Frank Lloyd Wright started designing the Frederick C. Robie house in 1908, the same year that Ford’s Model T went into production, and he gave the home a three-car garage. The architect and his client were already aligned in their enthusiasm for a newly automotive society. “Robie had caught Wright’s attention because of his car, as they were two of the only men in the South Side of Chicago with a gasoline-powered machine,” write Olivia Erlanger and Luis Ortega Govela in their new book, Garage, an intellectual history of an often overlooked space. The Robie house became an icon of modern architecture, but the automobile-centric spaces Wright added gave it an additional distinction. It was the first house to have an attached garage.
Unadorned and unheated, a garage might seem like a utilitarian place. But in the analysis of Erlanger, an artist, and Ortega, an architect, the garage is a central space of 20th-century America, where modernism and suburban values collide with unexpected power. “We think about it as this weird tumor that was attached to the house,” says Ortega. “It’s the first time the machine is given a room to sleep in.”
At its simplest, a garage is a room without windows, with one massive door that can either reveal the space to the street or keep the world out. It’s an entrance to the house and a “semi-domestic chamber” that’s empty much of the time, whenever the car is absent. Over the years, the garage has become linked closely with mainstream suburban life and the picture-perfect nuclear family. In the years after the Great Depression, the Federal Housing Authority considered a garage an important asset when evaluating a mortgage application.
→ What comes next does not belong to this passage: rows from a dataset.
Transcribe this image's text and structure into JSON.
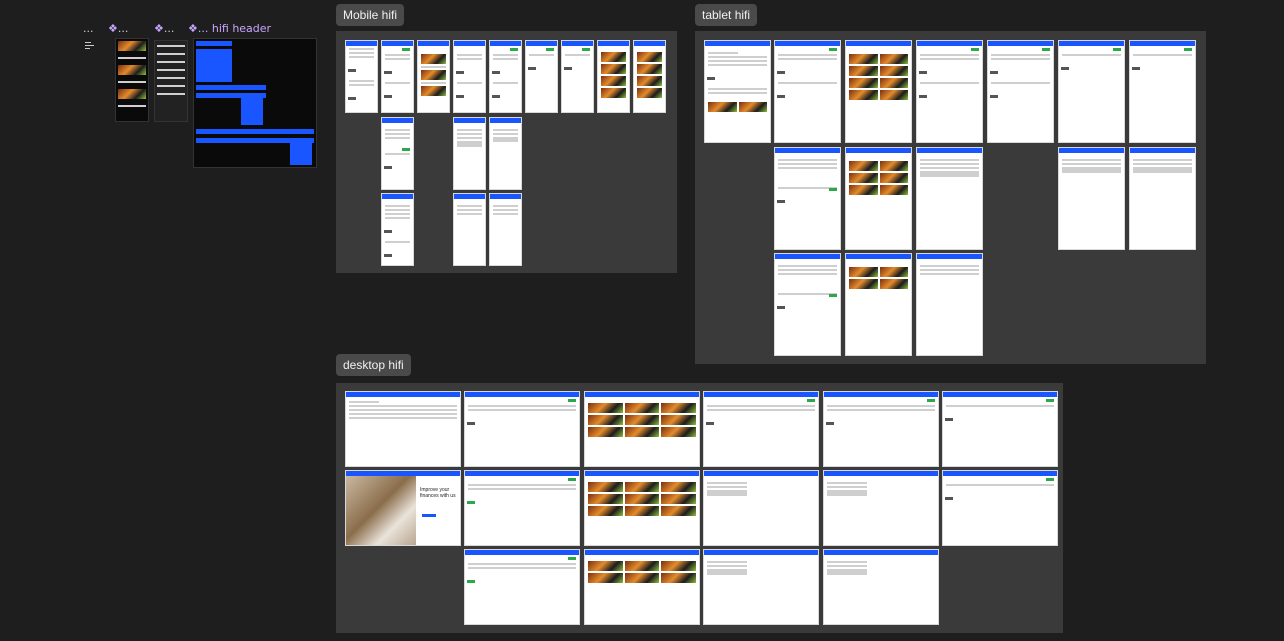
{
  "components": {
    "labels": [
      "...",
      "...",
      "...",
      "... hifi header"
    ]
  },
  "sections": {
    "mobile": "Mobile hifi",
    "tablet": "tablet hifi",
    "desktop": "desktop hifi"
  },
  "colors": {
    "canvas": "#1e1e1e",
    "section_bg": "#3a3a3a",
    "accent_blue": "#1a56ff",
    "accent_green": "#2ba84a",
    "label_purple": "#c9a6ff"
  },
  "frame_titles": {
    "desktop_hero": "Improve your finances with us"
  }
}
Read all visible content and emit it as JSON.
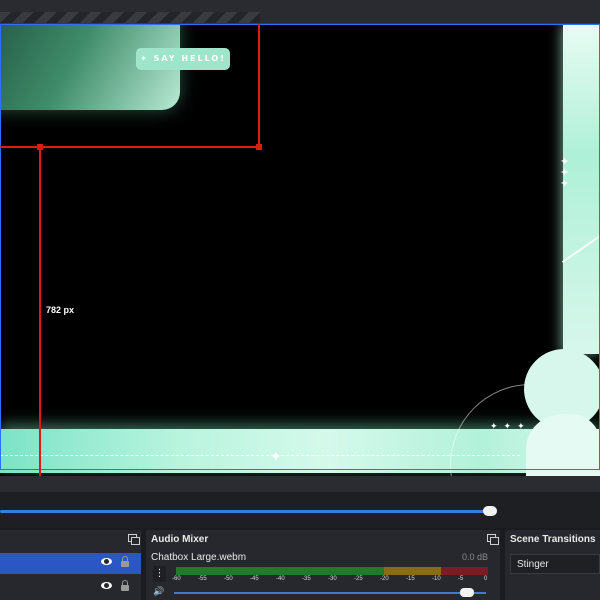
{
  "preview": {
    "overlay_button_label": "✦ SAY HELLO!",
    "measure_label": "782 px"
  },
  "docks": {
    "audio_mixer": {
      "title": "Audio Mixer",
      "source_name": "Chatbox Large.webm",
      "level_db": "0.0 dB",
      "meter_ticks": [
        "-60",
        "-55",
        "-50",
        "-45",
        "-40",
        "-35",
        "-30",
        "-25",
        "-20",
        "-15",
        "-10",
        "-5",
        "0"
      ],
      "volume_fraction": 0.96
    },
    "scene_transitions": {
      "title": "Scene Transitions",
      "selected_transition": "Stinger"
    },
    "sources": {
      "rows": [
        {
          "selected": true,
          "visible": true,
          "locked": true
        },
        {
          "selected": false,
          "visible": true,
          "locked": true
        }
      ]
    }
  },
  "playback": {
    "progress_fraction": 0.825
  },
  "colors": {
    "selection_blue": "#2c56c4",
    "guide_red": "#e01818",
    "accent_teal": "#9ee5cc"
  },
  "icons": [
    "eye-icon",
    "lock-icon",
    "float-dock-icon",
    "kebab-menu-icon",
    "speaker-icon",
    "sparkle-icon"
  ]
}
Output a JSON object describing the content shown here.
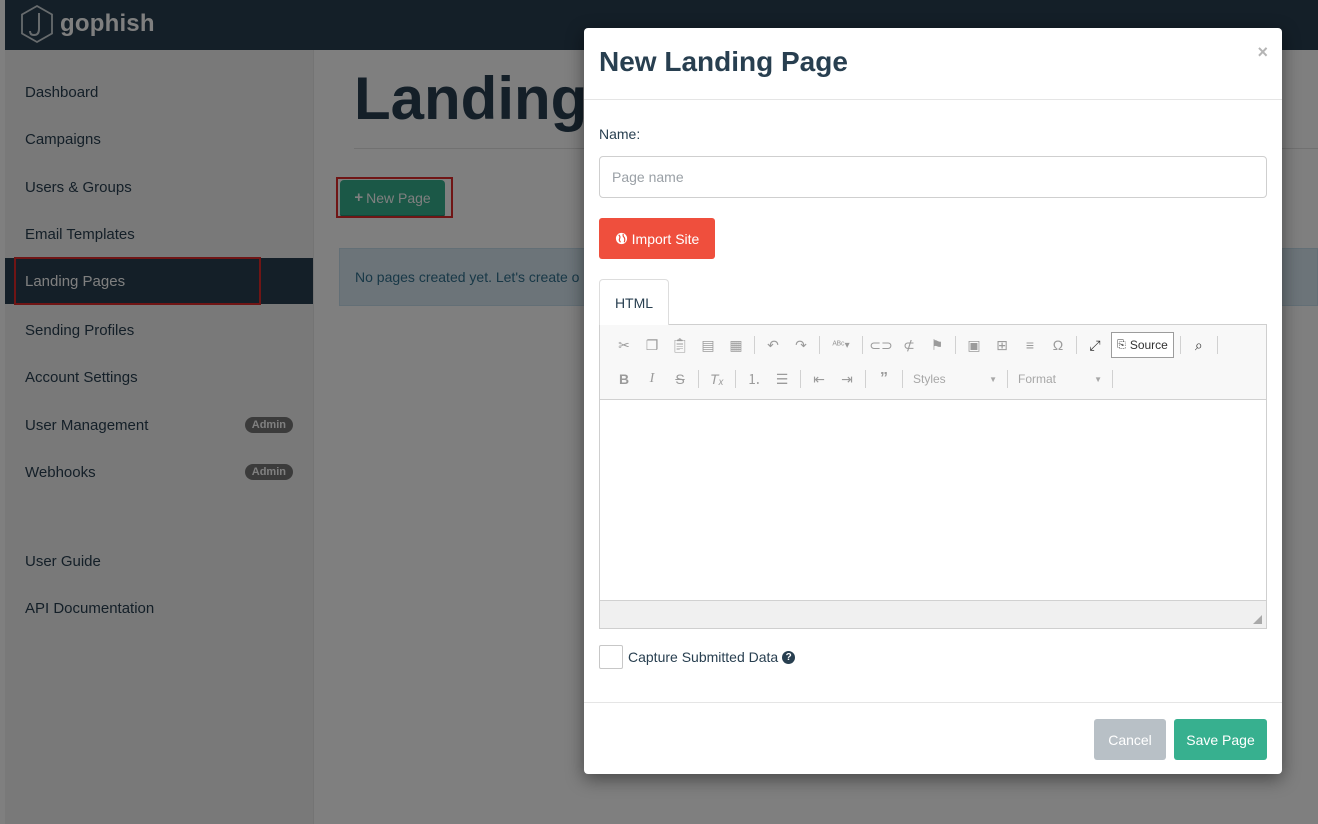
{
  "app": {
    "brand": "gophish"
  },
  "sidebar": {
    "items": [
      {
        "label": "Dashboard"
      },
      {
        "label": "Campaigns"
      },
      {
        "label": "Users & Groups"
      },
      {
        "label": "Email Templates"
      },
      {
        "label": "Landing Pages",
        "active": true
      },
      {
        "label": "Sending Profiles"
      },
      {
        "label": "Account Settings"
      },
      {
        "label": "User Management",
        "badge": "Admin"
      },
      {
        "label": "Webhooks",
        "badge": "Admin"
      },
      {
        "label": "User Guide"
      },
      {
        "label": "API Documentation"
      }
    ]
  },
  "main": {
    "title": "Landing",
    "new_page_label": "New Page",
    "empty_message": "No pages created yet. Let's create o"
  },
  "modal": {
    "title": "New Landing Page",
    "close_label": "×",
    "name_label": "Name:",
    "name_placeholder": "Page name",
    "name_value": "",
    "import_label": "Import Site",
    "tab_label": "HTML",
    "toolbar": {
      "row1": [
        "cut-icon",
        "copy-icon",
        "paste-icon",
        "paste-text-icon",
        "paste-word-icon",
        "undo-icon",
        "redo-icon",
        "spellcheck-icon",
        "link-icon",
        "unlink-icon",
        "anchor-icon",
        "image-icon",
        "table-icon",
        "horizontal-line-icon",
        "special-char-icon",
        "maximize-icon",
        "source-icon",
        "preview-icon"
      ],
      "row2": [
        "bold-icon",
        "italic-icon",
        "strike-icon",
        "remove-format-icon",
        "numbered-list-icon",
        "bulleted-list-icon",
        "outdent-icon",
        "indent-icon",
        "blockquote-icon"
      ],
      "source_label": "Source",
      "styles_label": "Styles",
      "format_label": "Format"
    },
    "capture_label": "Capture Submitted Data",
    "capture_checked": false,
    "cancel_label": "Cancel",
    "save_label": "Save Page"
  },
  "colors": {
    "navbar": "#283f50",
    "accent_green": "#37b08f",
    "import_red": "#ef4f3d",
    "highlight_red": "#e02a2a"
  }
}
But almost immediately the garage started becoming, as Erlanger and Ortega put it, “the Freudian id of the home.” In the Robie house, the attached garage quickly became a storage space. In California, where good weather and carports meant that cars could live outside, garages became blank spaces, adapted for all sorts of uses. Without a car, as a “deprogrammed space,” the garage became “a space where the inhabitant could set his own rules and ways of being.”
If Ortega were giving a world tour of important garages, he would begin with the Robie house, then jump to L’Attico, a garage in Rome that artist Fabio Sargentini transformed into an exhibition space in 1968. He would include the El Diablo house where Steve Jobs and Steve Wozniak invented the personal computer, and, as an example of the connection between garages and a certain creaky notion of American masculinity, the garage from the movie American Beauty, where Kevin Spacey works out and smokes weed in opposition to the limits of his suburban life.
Especially when empty of cars, garages become a perfect stage for rebellion. Erlanger’s version of this tour would visit a series of subculture garages: the one where Jeff Ho shaped surfboards and skateboards and, by extension, modern skate culture; the one where No Doubt practiced and had their first house show; the one where the Sisters of the Valley, an order of secular nuns, grew weed; the garage of dominatrix Selina Minx; and the home of Franklin Bell’s Blues Workshop, held on Sundays in a one-car garage in Los Angeles.
As unexceptional as garages might seem to many people today, they may soon be strange relics of the past. “The garage is already a vestigial space, an addendum, a ruin from a different era,” Erlanger and Ortega write. The values and the economy that create space for garages are disappearing. In some visions of the future, individuals won’t need to keep cars, at least not once vehicles drive themselves or are owned by fleet operators such as Uber. But in creating this book—as well as a related documentary set to premiere in 2019—Erlanger and Ortega found that people have surprisingly emotional memories of garages.
“Every single person has a relationship to that space even if they didn’t own one,” says Erlanger. “The image is so strong in our cultural imagination, but also our actual experience.” Hers: She stole her parent’s car when she was 13, but at the critical moment couldn’t figure out how to end her joyride. “I drove straight through the garage door,” she says. “It had a charged memory in my mind.” Ortega doesn’t remember his most important experience of a garage, but he knows it happened. “My grandmother had these really nice garages that opened up into her garden,” he says. He was baptized in one of them.